Currently in its final draft form, the city's Climate Action Plan includes a multifaceted approach to reduce greenhouse gas emissions, adapt to climate change and support similar statewide efforts, officials said. Early efforts by the city and community partners have already reduced emissions by 4,600 metric tons of carbon dioxide.
Greenhouse gas emissions are seen by officials as the most critical aspect of the city's plan to prepare for and prevent climate change.
"The central purpose of climate action plans is to reduce [greenhouse gas] emissions," said Sustainability Manager Susan McCue, who noted that the CAP currently includes a 15 percent reduction target by 2020.
If business continues as usual and no mitigation measures are employed, the city's emissions could likely increase 11 percent by 2020 and 24 percent by 2035, according to city documents.
The city's plan identifies statewide reduction efforts, existing local programs, as well as energy efficiency and conservation as the three chief methods of achieving the 2020 emissions reduction target -- together accounting for 63 percent of the total goal.

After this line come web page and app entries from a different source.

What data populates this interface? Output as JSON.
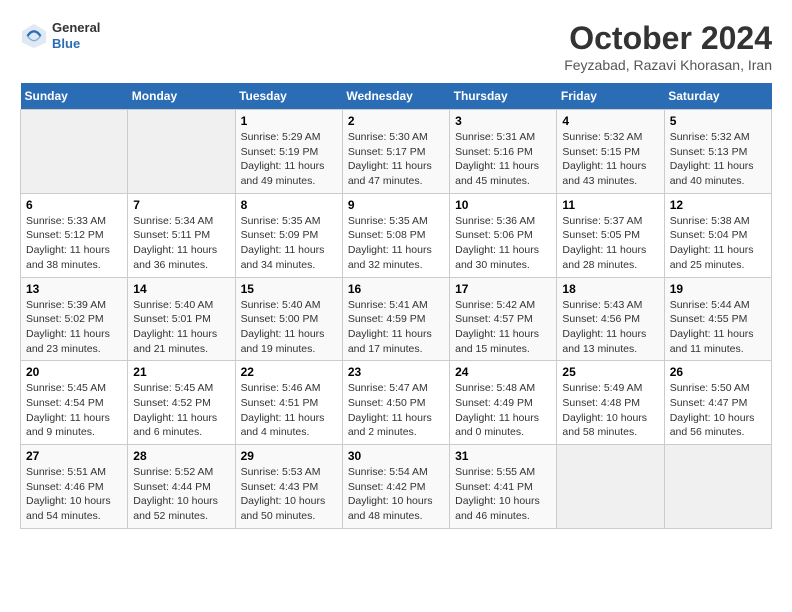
{
  "header": {
    "logo_general": "General",
    "logo_blue": "Blue",
    "month": "October 2024",
    "location": "Feyzabad, Razavi Khorasan, Iran"
  },
  "weekdays": [
    "Sunday",
    "Monday",
    "Tuesday",
    "Wednesday",
    "Thursday",
    "Friday",
    "Saturday"
  ],
  "weeks": [
    [
      {
        "day": "",
        "sunrise": "",
        "sunset": "",
        "daylight": ""
      },
      {
        "day": "",
        "sunrise": "",
        "sunset": "",
        "daylight": ""
      },
      {
        "day": "1",
        "sunrise": "Sunrise: 5:29 AM",
        "sunset": "Sunset: 5:19 PM",
        "daylight": "Daylight: 11 hours and 49 minutes."
      },
      {
        "day": "2",
        "sunrise": "Sunrise: 5:30 AM",
        "sunset": "Sunset: 5:17 PM",
        "daylight": "Daylight: 11 hours and 47 minutes."
      },
      {
        "day": "3",
        "sunrise": "Sunrise: 5:31 AM",
        "sunset": "Sunset: 5:16 PM",
        "daylight": "Daylight: 11 hours and 45 minutes."
      },
      {
        "day": "4",
        "sunrise": "Sunrise: 5:32 AM",
        "sunset": "Sunset: 5:15 PM",
        "daylight": "Daylight: 11 hours and 43 minutes."
      },
      {
        "day": "5",
        "sunrise": "Sunrise: 5:32 AM",
        "sunset": "Sunset: 5:13 PM",
        "daylight": "Daylight: 11 hours and 40 minutes."
      }
    ],
    [
      {
        "day": "6",
        "sunrise": "Sunrise: 5:33 AM",
        "sunset": "Sunset: 5:12 PM",
        "daylight": "Daylight: 11 hours and 38 minutes."
      },
      {
        "day": "7",
        "sunrise": "Sunrise: 5:34 AM",
        "sunset": "Sunset: 5:11 PM",
        "daylight": "Daylight: 11 hours and 36 minutes."
      },
      {
        "day": "8",
        "sunrise": "Sunrise: 5:35 AM",
        "sunset": "Sunset: 5:09 PM",
        "daylight": "Daylight: 11 hours and 34 minutes."
      },
      {
        "day": "9",
        "sunrise": "Sunrise: 5:35 AM",
        "sunset": "Sunset: 5:08 PM",
        "daylight": "Daylight: 11 hours and 32 minutes."
      },
      {
        "day": "10",
        "sunrise": "Sunrise: 5:36 AM",
        "sunset": "Sunset: 5:06 PM",
        "daylight": "Daylight: 11 hours and 30 minutes."
      },
      {
        "day": "11",
        "sunrise": "Sunrise: 5:37 AM",
        "sunset": "Sunset: 5:05 PM",
        "daylight": "Daylight: 11 hours and 28 minutes."
      },
      {
        "day": "12",
        "sunrise": "Sunrise: 5:38 AM",
        "sunset": "Sunset: 5:04 PM",
        "daylight": "Daylight: 11 hours and 25 minutes."
      }
    ],
    [
      {
        "day": "13",
        "sunrise": "Sunrise: 5:39 AM",
        "sunset": "Sunset: 5:02 PM",
        "daylight": "Daylight: 11 hours and 23 minutes."
      },
      {
        "day": "14",
        "sunrise": "Sunrise: 5:40 AM",
        "sunset": "Sunset: 5:01 PM",
        "daylight": "Daylight: 11 hours and 21 minutes."
      },
      {
        "day": "15",
        "sunrise": "Sunrise: 5:40 AM",
        "sunset": "Sunset: 5:00 PM",
        "daylight": "Daylight: 11 hours and 19 minutes."
      },
      {
        "day": "16",
        "sunrise": "Sunrise: 5:41 AM",
        "sunset": "Sunset: 4:59 PM",
        "daylight": "Daylight: 11 hours and 17 minutes."
      },
      {
        "day": "17",
        "sunrise": "Sunrise: 5:42 AM",
        "sunset": "Sunset: 4:57 PM",
        "daylight": "Daylight: 11 hours and 15 minutes."
      },
      {
        "day": "18",
        "sunrise": "Sunrise: 5:43 AM",
        "sunset": "Sunset: 4:56 PM",
        "daylight": "Daylight: 11 hours and 13 minutes."
      },
      {
        "day": "19",
        "sunrise": "Sunrise: 5:44 AM",
        "sunset": "Sunset: 4:55 PM",
        "daylight": "Daylight: 11 hours and 11 minutes."
      }
    ],
    [
      {
        "day": "20",
        "sunrise": "Sunrise: 5:45 AM",
        "sunset": "Sunset: 4:54 PM",
        "daylight": "Daylight: 11 hours and 9 minutes."
      },
      {
        "day": "21",
        "sunrise": "Sunrise: 5:45 AM",
        "sunset": "Sunset: 4:52 PM",
        "daylight": "Daylight: 11 hours and 6 minutes."
      },
      {
        "day": "22",
        "sunrise": "Sunrise: 5:46 AM",
        "sunset": "Sunset: 4:51 PM",
        "daylight": "Daylight: 11 hours and 4 minutes."
      },
      {
        "day": "23",
        "sunrise": "Sunrise: 5:47 AM",
        "sunset": "Sunset: 4:50 PM",
        "daylight": "Daylight: 11 hours and 2 minutes."
      },
      {
        "day": "24",
        "sunrise": "Sunrise: 5:48 AM",
        "sunset": "Sunset: 4:49 PM",
        "daylight": "Daylight: 11 hours and 0 minutes."
      },
      {
        "day": "25",
        "sunrise": "Sunrise: 5:49 AM",
        "sunset": "Sunset: 4:48 PM",
        "daylight": "Daylight: 10 hours and 58 minutes."
      },
      {
        "day": "26",
        "sunrise": "Sunrise: 5:50 AM",
        "sunset": "Sunset: 4:47 PM",
        "daylight": "Daylight: 10 hours and 56 minutes."
      }
    ],
    [
      {
        "day": "27",
        "sunrise": "Sunrise: 5:51 AM",
        "sunset": "Sunset: 4:46 PM",
        "daylight": "Daylight: 10 hours and 54 minutes."
      },
      {
        "day": "28",
        "sunrise": "Sunrise: 5:52 AM",
        "sunset": "Sunset: 4:44 PM",
        "daylight": "Daylight: 10 hours and 52 minutes."
      },
      {
        "day": "29",
        "sunrise": "Sunrise: 5:53 AM",
        "sunset": "Sunset: 4:43 PM",
        "daylight": "Daylight: 10 hours and 50 minutes."
      },
      {
        "day": "30",
        "sunrise": "Sunrise: 5:54 AM",
        "sunset": "Sunset: 4:42 PM",
        "daylight": "Daylight: 10 hours and 48 minutes."
      },
      {
        "day": "31",
        "sunrise": "Sunrise: 5:55 AM",
        "sunset": "Sunset: 4:41 PM",
        "daylight": "Daylight: 10 hours and 46 minutes."
      },
      {
        "day": "",
        "sunrise": "",
        "sunset": "",
        "daylight": ""
      },
      {
        "day": "",
        "sunrise": "",
        "sunset": "",
        "daylight": ""
      }
    ]
  ]
}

But alternative transportation, clean-fuel vehicles and renewable-energy programs are also expected to contribute to the city's overall pollution reduction strategy.
The vast majority of South City's emissions are generated by energy use and transportation -- accounting for 48 percent and 36 percent, respectively, city officials said. The remaining 16 percent of emissions are divided between landfill and waste emissions, as well as stationary sources.
Several companies such as Genentech -- which employs 9,000 people in South City -- are excluded from the CAP because their emissions are regulated through the state government, according to city documents.
Many of South City's sustainability programs have already been implemented. For example, single-use plastic bags were recently banned by the city, following ordinances requiring environmentally friendly food packaging and a transportation demand management program. The city also adopted a bicycle master plan in 2010, and has completed a parking structure on Miller Avenue that includes electric-vehicle charging and other sustainable features.
While a city may not be required to have a CAP, McCue and other South City officials believe it is a more efficient way to meet state-mandated emission reduction targets and to participate in federal initiatives. President Barack Obama has recently issued an executive order that directs federal agencies to "modernize federal programs" to support regional and local efforts to mitigate climate change's impacts that affect communities' resources, ecosystems and economies, according to the White House.
The city has been working on its CAP since 2011 and is set to go before the Planning Commission on Jan. 16. If approved, the plan is anticipated to be voted on by the City Council at its Feb. 12 meeting.